(Beginning of Listed entries)
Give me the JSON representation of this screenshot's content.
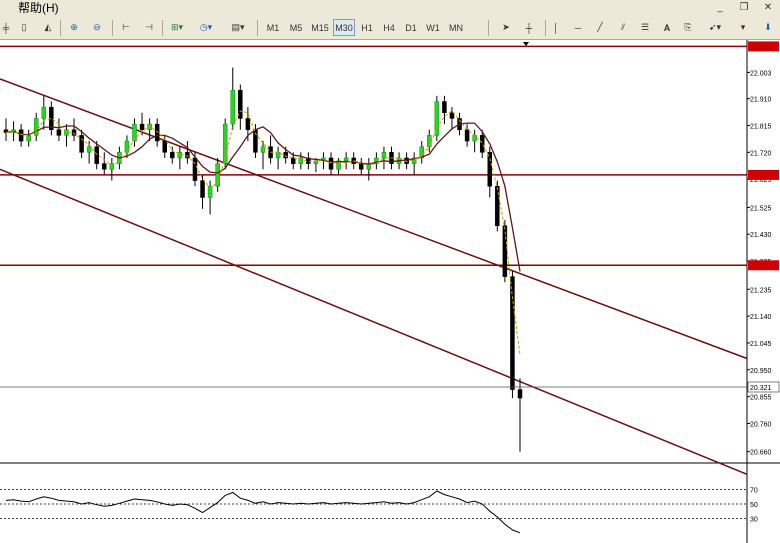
{
  "menu": {
    "help_label": "帮助(H)"
  },
  "toolbar": {
    "timeframes": [
      "M1",
      "M5",
      "M15",
      "M30",
      "H1",
      "H4",
      "D1",
      "W1",
      "MN"
    ],
    "selected_timeframe": "M30",
    "text_tool_label": "A"
  },
  "chart_data": {
    "type": "candlestick",
    "price_axis": {
      "ticks": [
        "22.003",
        "21.910",
        "21.815",
        "21.720",
        "21.625",
        "21.525",
        "21.430",
        "21.335",
        "21.235",
        "21.140",
        "21.045",
        "20.950",
        "20.855",
        "20.760",
        "20.660"
      ],
      "crosshair_label": "20.321"
    },
    "price_range": [
      20.62,
      22.1
    ],
    "horizontal_lines_price": [
      22.095,
      21.64,
      21.32
    ],
    "channel_lines_price": [
      [
        21.98,
        20.99
      ],
      [
        21.66,
        20.58
      ]
    ],
    "ohlc": [
      [
        21.8,
        21.84,
        21.76,
        21.79
      ],
      [
        21.79,
        21.83,
        21.76,
        21.8
      ],
      [
        21.8,
        21.82,
        21.74,
        21.76
      ],
      [
        21.76,
        21.8,
        21.74,
        21.78
      ],
      [
        21.78,
        21.86,
        21.76,
        21.84
      ],
      [
        21.84,
        21.92,
        21.8,
        21.88
      ],
      [
        21.88,
        21.9,
        21.78,
        21.8
      ],
      [
        21.8,
        21.84,
        21.76,
        21.78
      ],
      [
        21.78,
        21.82,
        21.74,
        21.8
      ],
      [
        21.8,
        21.84,
        21.76,
        21.78
      ],
      [
        21.78,
        21.8,
        21.7,
        21.72
      ],
      [
        21.72,
        21.76,
        21.68,
        21.74
      ],
      [
        21.74,
        21.76,
        21.66,
        21.68
      ],
      [
        21.68,
        21.72,
        21.64,
        21.66
      ],
      [
        21.66,
        21.7,
        21.62,
        21.68
      ],
      [
        21.68,
        21.74,
        21.66,
        21.72
      ],
      [
        21.72,
        21.78,
        21.7,
        21.76
      ],
      [
        21.76,
        21.84,
        21.74,
        21.82
      ],
      [
        21.82,
        21.86,
        21.78,
        21.8
      ],
      [
        21.8,
        21.84,
        21.76,
        21.82
      ],
      [
        21.82,
        21.84,
        21.74,
        21.76
      ],
      [
        21.76,
        21.78,
        21.7,
        21.72
      ],
      [
        21.72,
        21.74,
        21.68,
        21.7
      ],
      [
        21.7,
        21.74,
        21.66,
        21.72
      ],
      [
        21.72,
        21.76,
        21.68,
        21.7
      ],
      [
        21.7,
        21.72,
        21.6,
        21.62
      ],
      [
        21.62,
        21.64,
        21.52,
        21.56
      ],
      [
        21.56,
        21.62,
        21.5,
        21.6
      ],
      [
        21.6,
        21.7,
        21.58,
        21.68
      ],
      [
        21.68,
        21.84,
        21.66,
        21.82
      ],
      [
        21.82,
        22.02,
        21.8,
        21.94
      ],
      [
        21.94,
        21.96,
        21.8,
        21.84
      ],
      [
        21.84,
        21.88,
        21.76,
        21.8
      ],
      [
        21.8,
        21.82,
        21.7,
        21.72
      ],
      [
        21.72,
        21.76,
        21.66,
        21.74
      ],
      [
        21.74,
        21.78,
        21.68,
        21.7
      ],
      [
        21.7,
        21.74,
        21.66,
        21.72
      ],
      [
        21.72,
        21.74,
        21.68,
        21.7
      ],
      [
        21.7,
        21.72,
        21.66,
        21.68
      ],
      [
        21.68,
        21.72,
        21.66,
        21.7
      ],
      [
        21.7,
        21.72,
        21.66,
        21.68
      ],
      [
        21.68,
        21.7,
        21.65,
        21.69
      ],
      [
        21.69,
        21.72,
        21.66,
        21.7
      ],
      [
        21.7,
        21.72,
        21.64,
        21.66
      ],
      [
        21.66,
        21.7,
        21.64,
        21.69
      ],
      [
        21.69,
        21.72,
        21.66,
        21.7
      ],
      [
        21.7,
        21.72,
        21.66,
        21.68
      ],
      [
        21.68,
        21.7,
        21.64,
        21.66
      ],
      [
        21.66,
        21.7,
        21.62,
        21.68
      ],
      [
        21.68,
        21.72,
        21.66,
        21.7
      ],
      [
        21.7,
        21.74,
        21.66,
        21.72
      ],
      [
        21.72,
        21.74,
        21.66,
        21.68
      ],
      [
        21.68,
        21.72,
        21.66,
        21.7
      ],
      [
        21.7,
        21.72,
        21.66,
        21.68
      ],
      [
        21.68,
        21.72,
        21.64,
        21.7
      ],
      [
        21.7,
        21.76,
        21.68,
        21.74
      ],
      [
        21.74,
        21.8,
        21.72,
        21.78
      ],
      [
        21.78,
        21.92,
        21.76,
        21.9
      ],
      [
        21.9,
        21.92,
        21.82,
        21.86
      ],
      [
        21.86,
        21.88,
        21.8,
        21.84
      ],
      [
        21.84,
        21.86,
        21.78,
        21.8
      ],
      [
        21.8,
        21.82,
        21.74,
        21.76
      ],
      [
        21.76,
        21.8,
        21.72,
        21.78
      ],
      [
        21.78,
        21.8,
        21.7,
        21.72
      ],
      [
        21.72,
        21.74,
        21.56,
        21.6
      ],
      [
        21.6,
        21.62,
        21.44,
        21.46
      ],
      [
        21.46,
        21.48,
        21.26,
        21.28
      ],
      [
        21.28,
        21.3,
        20.85,
        20.88
      ],
      [
        20.88,
        20.92,
        20.66,
        20.85
      ]
    ],
    "indicator": {
      "levels": [
        "70",
        "50",
        "30"
      ],
      "series": [
        55,
        56,
        54,
        53,
        57,
        60,
        58,
        55,
        54,
        53,
        50,
        52,
        49,
        47,
        48,
        51,
        54,
        57,
        56,
        55,
        53,
        50,
        48,
        50,
        49,
        44,
        38,
        45,
        52,
        62,
        66,
        58,
        55,
        51,
        53,
        50,
        52,
        51,
        50,
        51,
        50,
        51,
        52,
        50,
        51,
        52,
        51,
        50,
        51,
        52,
        53,
        51,
        52,
        50,
        52,
        56,
        60,
        68,
        63,
        60,
        57,
        52,
        54,
        50,
        40,
        32,
        22,
        14,
        10
      ]
    }
  }
}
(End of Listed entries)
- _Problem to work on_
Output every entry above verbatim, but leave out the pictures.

- _Solution to this task_
Give me the JSON representation of this screenshot's content.
{
  "menu": {
    "help_label": "帮助(H)"
  },
  "toolbar": {
    "timeframes": [
      "M1",
      "M5",
      "M15",
      "M30",
      "H1",
      "H4",
      "D1",
      "W1",
      "MN"
    ],
    "selected_timeframe": "M30",
    "text_tool_label": "A"
  },
  "chart_data": {
    "type": "candlestick",
    "price_axis": {
      "ticks": [
        "22.003",
        "21.910",
        "21.815",
        "21.720",
        "21.625",
        "21.525",
        "21.430",
        "21.335",
        "21.235",
        "21.140",
        "21.045",
        "20.950",
        "20.855",
        "20.760",
        "20.660"
      ],
      "crosshair_label": "20.321"
    },
    "price_range": [
      20.62,
      22.1
    ],
    "horizontal_lines_price": [
      22.095,
      21.64,
      21.32
    ],
    "channel_lines_price": [
      [
        21.98,
        20.99
      ],
      [
        21.66,
        20.58
      ]
    ],
    "ohlc": [
      [
        21.8,
        21.84,
        21.76,
        21.79
      ],
      [
        21.79,
        21.83,
        21.76,
        21.8
      ],
      [
        21.8,
        21.82,
        21.74,
        21.76
      ],
      [
        21.76,
        21.8,
        21.74,
        21.78
      ],
      [
        21.78,
        21.86,
        21.76,
        21.84
      ],
      [
        21.84,
        21.92,
        21.8,
        21.88
      ],
      [
        21.88,
        21.9,
        21.78,
        21.8
      ],
      [
        21.8,
        21.84,
        21.76,
        21.78
      ],
      [
        21.78,
        21.82,
        21.74,
        21.8
      ],
      [
        21.8,
        21.84,
        21.76,
        21.78
      ],
      [
        21.78,
        21.8,
        21.7,
        21.72
      ],
      [
        21.72,
        21.76,
        21.68,
        21.74
      ],
      [
        21.74,
        21.76,
        21.66,
        21.68
      ],
      [
        21.68,
        21.72,
        21.64,
        21.66
      ],
      [
        21.66,
        21.7,
        21.62,
        21.68
      ],
      [
        21.68,
        21.74,
        21.66,
        21.72
      ],
      [
        21.72,
        21.78,
        21.7,
        21.76
      ],
      [
        21.76,
        21.84,
        21.74,
        21.82
      ],
      [
        21.82,
        21.86,
        21.78,
        21.8
      ],
      [
        21.8,
        21.84,
        21.76,
        21.82
      ],
      [
        21.82,
        21.84,
        21.74,
        21.76
      ],
      [
        21.76,
        21.78,
        21.7,
        21.72
      ],
      [
        21.72,
        21.74,
        21.68,
        21.7
      ],
      [
        21.7,
        21.74,
        21.66,
        21.72
      ],
      [
        21.72,
        21.76,
        21.68,
        21.7
      ],
      [
        21.7,
        21.72,
        21.6,
        21.62
      ],
      [
        21.62,
        21.64,
        21.52,
        21.56
      ],
      [
        21.56,
        21.62,
        21.5,
        21.6
      ],
      [
        21.6,
        21.7,
        21.58,
        21.68
      ],
      [
        21.68,
        21.84,
        21.66,
        21.82
      ],
      [
        21.82,
        22.02,
        21.8,
        21.94
      ],
      [
        21.94,
        21.96,
        21.8,
        21.84
      ],
      [
        21.84,
        21.88,
        21.76,
        21.8
      ],
      [
        21.8,
        21.82,
        21.7,
        21.72
      ],
      [
        21.72,
        21.76,
        21.66,
        21.74
      ],
      [
        21.74,
        21.78,
        21.68,
        21.7
      ],
      [
        21.7,
        21.74,
        21.66,
        21.72
      ],
      [
        21.72,
        21.74,
        21.68,
        21.7
      ],
      [
        21.7,
        21.72,
        21.66,
        21.68
      ],
      [
        21.68,
        21.72,
        21.66,
        21.7
      ],
      [
        21.7,
        21.72,
        21.66,
        21.68
      ],
      [
        21.68,
        21.7,
        21.65,
        21.69
      ],
      [
        21.69,
        21.72,
        21.66,
        21.7
      ],
      [
        21.7,
        21.72,
        21.64,
        21.66
      ],
      [
        21.66,
        21.7,
        21.64,
        21.69
      ],
      [
        21.69,
        21.72,
        21.66,
        21.7
      ],
      [
        21.7,
        21.72,
        21.66,
        21.68
      ],
      [
        21.68,
        21.7,
        21.64,
        21.66
      ],
      [
        21.66,
        21.7,
        21.62,
        21.68
      ],
      [
        21.68,
        21.72,
        21.66,
        21.7
      ],
      [
        21.7,
        21.74,
        21.66,
        21.72
      ],
      [
        21.72,
        21.74,
        21.66,
        21.68
      ],
      [
        21.68,
        21.72,
        21.66,
        21.7
      ],
      [
        21.7,
        21.72,
        21.66,
        21.68
      ],
      [
        21.68,
        21.72,
        21.64,
        21.7
      ],
      [
        21.7,
        21.76,
        21.68,
        21.74
      ],
      [
        21.74,
        21.8,
        21.72,
        21.78
      ],
      [
        21.78,
        21.92,
        21.76,
        21.9
      ],
      [
        21.9,
        21.92,
        21.82,
        21.86
      ],
      [
        21.86,
        21.88,
        21.8,
        21.84
      ],
      [
        21.84,
        21.86,
        21.78,
        21.8
      ],
      [
        21.8,
        21.82,
        21.74,
        21.76
      ],
      [
        21.76,
        21.8,
        21.72,
        21.78
      ],
      [
        21.78,
        21.8,
        21.7,
        21.72
      ],
      [
        21.72,
        21.74,
        21.56,
        21.6
      ],
      [
        21.6,
        21.62,
        21.44,
        21.46
      ],
      [
        21.46,
        21.48,
        21.26,
        21.28
      ],
      [
        21.28,
        21.3,
        20.85,
        20.88
      ],
      [
        20.88,
        20.92,
        20.66,
        20.85
      ]
    ],
    "indicator": {
      "levels": [
        "70",
        "50",
        "30"
      ],
      "series": [
        55,
        56,
        54,
        53,
        57,
        60,
        58,
        55,
        54,
        53,
        50,
        52,
        49,
        47,
        48,
        51,
        54,
        57,
        56,
        55,
        53,
        50,
        48,
        50,
        49,
        44,
        38,
        45,
        52,
        62,
        66,
        58,
        55,
        51,
        53,
        50,
        52,
        51,
        50,
        51,
        50,
        51,
        52,
        50,
        51,
        52,
        51,
        50,
        51,
        52,
        53,
        51,
        52,
        50,
        52,
        56,
        60,
        68,
        63,
        60,
        57,
        52,
        54,
        50,
        40,
        32,
        22,
        14,
        10
      ]
    }
  }
}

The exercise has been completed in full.